The 0.3 percent dip in the Moody’s/RCA Commercial Property Price Indices (CPPI) last month follows a price flattening in December, according to new report from Moody’s.
“We consider this a significant milestone that signals that a shift in sentiment among commercial property investors is underway,” said Tad Philipp, director of CRE research at Moody’s.
The dip reflects a market shift that began at least six months ago as investors become less willing to pay record prices for property, Jim Costello, senior vice president at RCA, told Real Estate Capital.

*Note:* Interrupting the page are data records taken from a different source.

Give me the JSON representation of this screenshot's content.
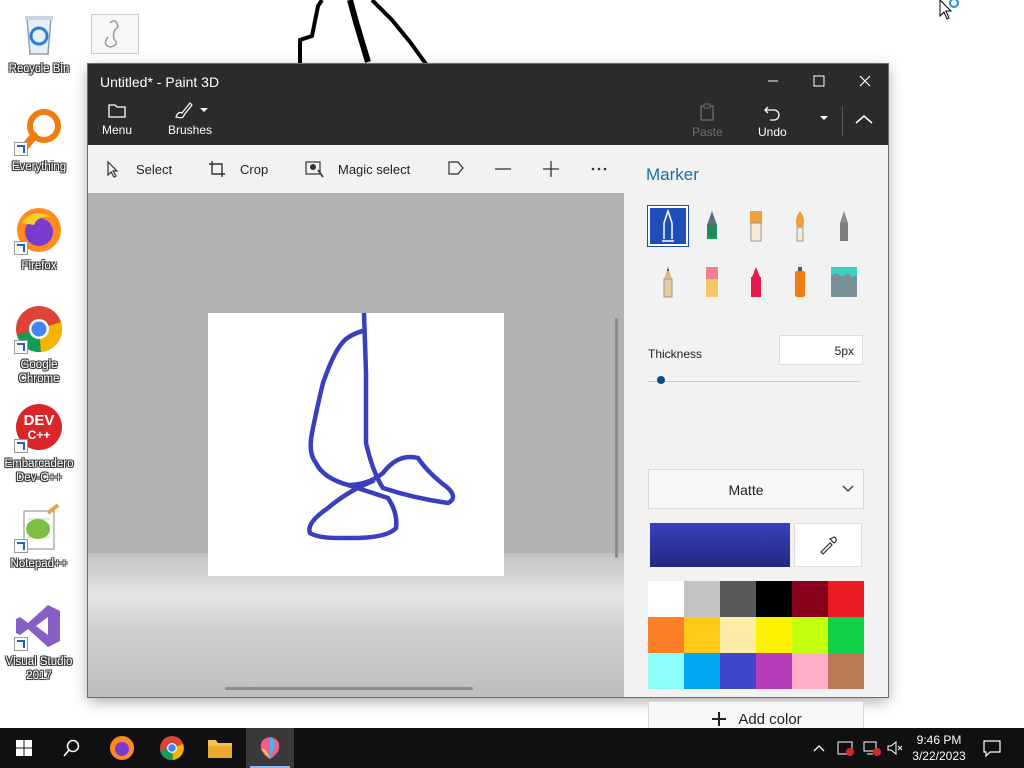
{
  "desktop": {
    "icons": [
      {
        "id": "recycle",
        "label": "Recycle Bin",
        "icon": "recycle-bin-icon"
      },
      {
        "id": "everything",
        "label": "Everything",
        "icon": "search-magnifier-icon"
      },
      {
        "id": "firefox",
        "label": "Firefox",
        "icon": "firefox-icon"
      },
      {
        "id": "chrome",
        "label": "Google Chrome",
        "icon": "chrome-icon"
      },
      {
        "id": "devcpp",
        "label": "Embarcadero Dev-C++",
        "icon": "dev-cpp-icon",
        "badge": "DEV C++"
      },
      {
        "id": "notepadpp",
        "label": "Notepad++",
        "icon": "notepad-plus-plus-icon"
      },
      {
        "id": "vs",
        "label": "Visual Studio 2017",
        "icon": "visual-studio-icon"
      }
    ]
  },
  "window": {
    "title": "Untitled* - Paint 3D",
    "ribbon": {
      "menu": "Menu",
      "brushes": "Brushes",
      "paste": "Paste",
      "undo": "Undo"
    },
    "toolbar": {
      "select": "Select",
      "crop": "Crop",
      "magic_select": "Magic select"
    },
    "panel": {
      "title": "Marker",
      "brushes": [
        {
          "name": "marker",
          "selected": true
        },
        {
          "name": "calligraphy-pen"
        },
        {
          "name": "oil-brush"
        },
        {
          "name": "watercolor"
        },
        {
          "name": "pixel-pen"
        },
        {
          "name": "pencil"
        },
        {
          "name": "eraser"
        },
        {
          "name": "crayon"
        },
        {
          "name": "spray-can"
        },
        {
          "name": "fill"
        }
      ],
      "thickness_label": "Thickness",
      "thickness_value": "5px",
      "thickness_level": 0.05,
      "finish": "Matte",
      "current_color": "#3a3fbf",
      "palette": [
        "#ffffff",
        "#c3c3c3",
        "#585858",
        "#000000",
        "#88001b",
        "#ec1c24",
        "#ff7f27",
        "#ffca18",
        "#fdeca6",
        "#fff200",
        "#c4ff0e",
        "#0ed145",
        "#8cfffb",
        "#00a8f3",
        "#3f48cc",
        "#b83dba",
        "#ffaec8",
        "#b97a56"
      ],
      "add_color": "Add color"
    }
  },
  "taskbar": {
    "apps": [
      "windows-start",
      "search",
      "firefox",
      "chrome",
      "file-explorer",
      "paint-3d"
    ],
    "time": "9:46 PM",
    "date": "3/22/2023"
  }
}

But he does not anticipate any prolonged price declines.
“We may start to see a trend towards a more overall flattening,” Costello said. “One month the index may go up and one month it may go down, [but] prices on average by year end will not be that different.”
The Moody’s report says that office and industrial property prices each fell by more than 1 percent in January, while retail was the only core commercial property sector to show a gain, with prices rising 1.1 percent.
The report also looked at the effects of price appreciation on loan-to-value ratios since January 2007, but only those of suburban office increased.
“Retail and office properties have built up modest equity cushions that have brought down their average LTV ratios, while apartments and CBD office have seen significantly more appreciation than the other sectors, and as a result their average LTV ratios have improved,” the report stated.
Moody’s/RCA CPPI measures price changes in US commercial real estate based on “repeat-sales,” or completed sales of the same properties.